August 16-22 2021
A more effective antibody that targets a stable region of the spike
Coronaviruses are zoonotic pathogens (deriving from animals) which have caused various pandemics over the last 20 years. The 3 most pathogenic coronaviruses for humans belong to the class of β-coronaviruses: SARS-CoV-2, SARS-CoV and MERS-CoV. The spike surface protein (S) of these coronaviruses enables entry of the virus into the cell. The S1 sub-unit of S, the most variable, is responsible for interaction with the ACE2 cellular receptor. The S2 sub-unit, more stable, is responsible for the fusion of viral and cellular membranes. The majority of neutralising antibodies target S1. But those antibodies targeting S2 can neutralize more remote coronaviruses, such as different variants, as this region is more conserved. Swiss and American researchers (at Humabs Biomed SA, Switzerland, University of Washington, Seattle, USA and Vir Biotechnology, San Francisco, USA) have studied antibodies targeting the S2 region that are able to neutralise different human and animal β-coronaviruses.
The researchers firstly isolated antibodies of memory-B lymphocytes from 3 patients having been infected by SARS-CoV-2. 5 antibodies (IgGs) were selected since they target the S2 sub-unit of S of different β-coronaviruses including SARS-CoV, SARS-CoV-2 and MERS-CoV. They then evaluated the neutralisation potential of these antibodies to inhibit the original SARS-CoV-2 Wuhan viral strain.

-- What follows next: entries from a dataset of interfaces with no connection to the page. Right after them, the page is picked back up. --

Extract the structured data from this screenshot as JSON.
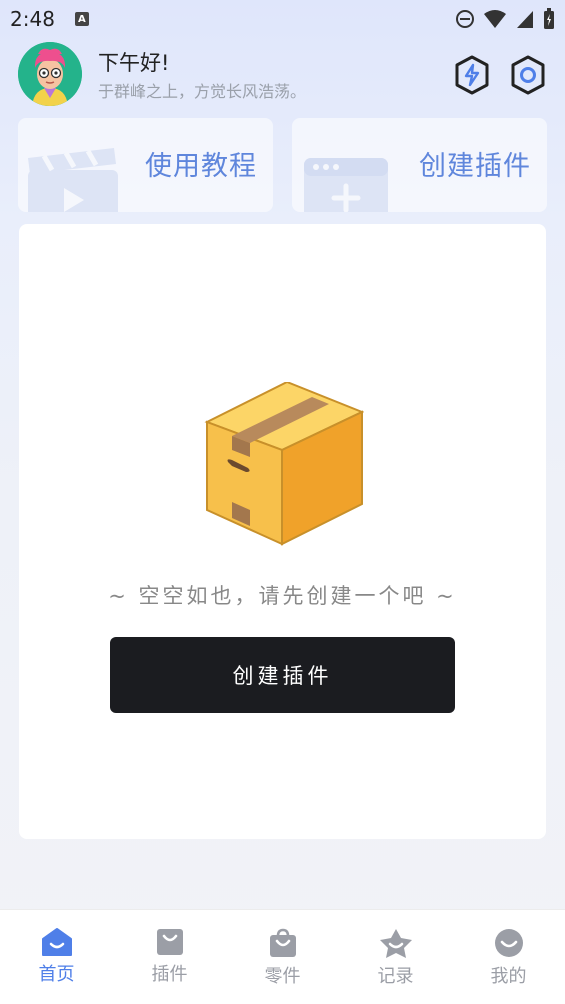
{
  "status_bar": {
    "time": "2:48",
    "notification_letter": "A"
  },
  "header": {
    "greeting": "下午好!",
    "subtitle": "于群峰之上，方觉长风浩荡。"
  },
  "quick_actions": [
    {
      "label": "使用教程",
      "icon": "clapperboard-icon"
    },
    {
      "label": "创建插件",
      "icon": "add-window-icon"
    }
  ],
  "empty_state": {
    "message": "~ 空空如也，请先创建一个吧 ~",
    "button_label": "创建插件"
  },
  "tabs": [
    {
      "label": "首页",
      "icon": "home-icon",
      "active": true
    },
    {
      "label": "插件",
      "icon": "bag-icon",
      "active": false
    },
    {
      "label": "零件",
      "icon": "shopping-bag-icon",
      "active": false
    },
    {
      "label": "记录",
      "icon": "star-icon",
      "active": false
    },
    {
      "label": "我的",
      "icon": "smile-icon",
      "active": false
    }
  ],
  "colors": {
    "accent": "#4f7fe8",
    "quick_label": "#5f86dc",
    "button_bg": "#1b1c20",
    "tab_inactive": "#9b9ea6"
  }
}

It appears that one of these 5 antibodies completely neutralises the virus. This antibody was selected for neutralisation tests against SARS-CoV-2 variants (Alpha, Bêta, Gamma and Kappa): it enabled all these variants to be neutralised.
Researchers then studied the structure of this antibody-spike complex using cryo-electron microscopy, and analysed the region of S2 in contact with the antibody. The selected IgG neutralised the virus by inhibiting the rearrangements necessary for membrane fusion.
Finally, the scientists evaluated the prophylactic activity of this antibody on hamsters infected by the Beta variant of SARS-CoV-2. The antibody was administered intra-nasally 24 hours before infection. This treatment led to the reduction of viral load in the lungs of the hamsters.
These preliminary results may help the design of vaccines that allow the production of antibodies of this type against emerging variants of SARS-CoV-2, as well as against different coronaviruses.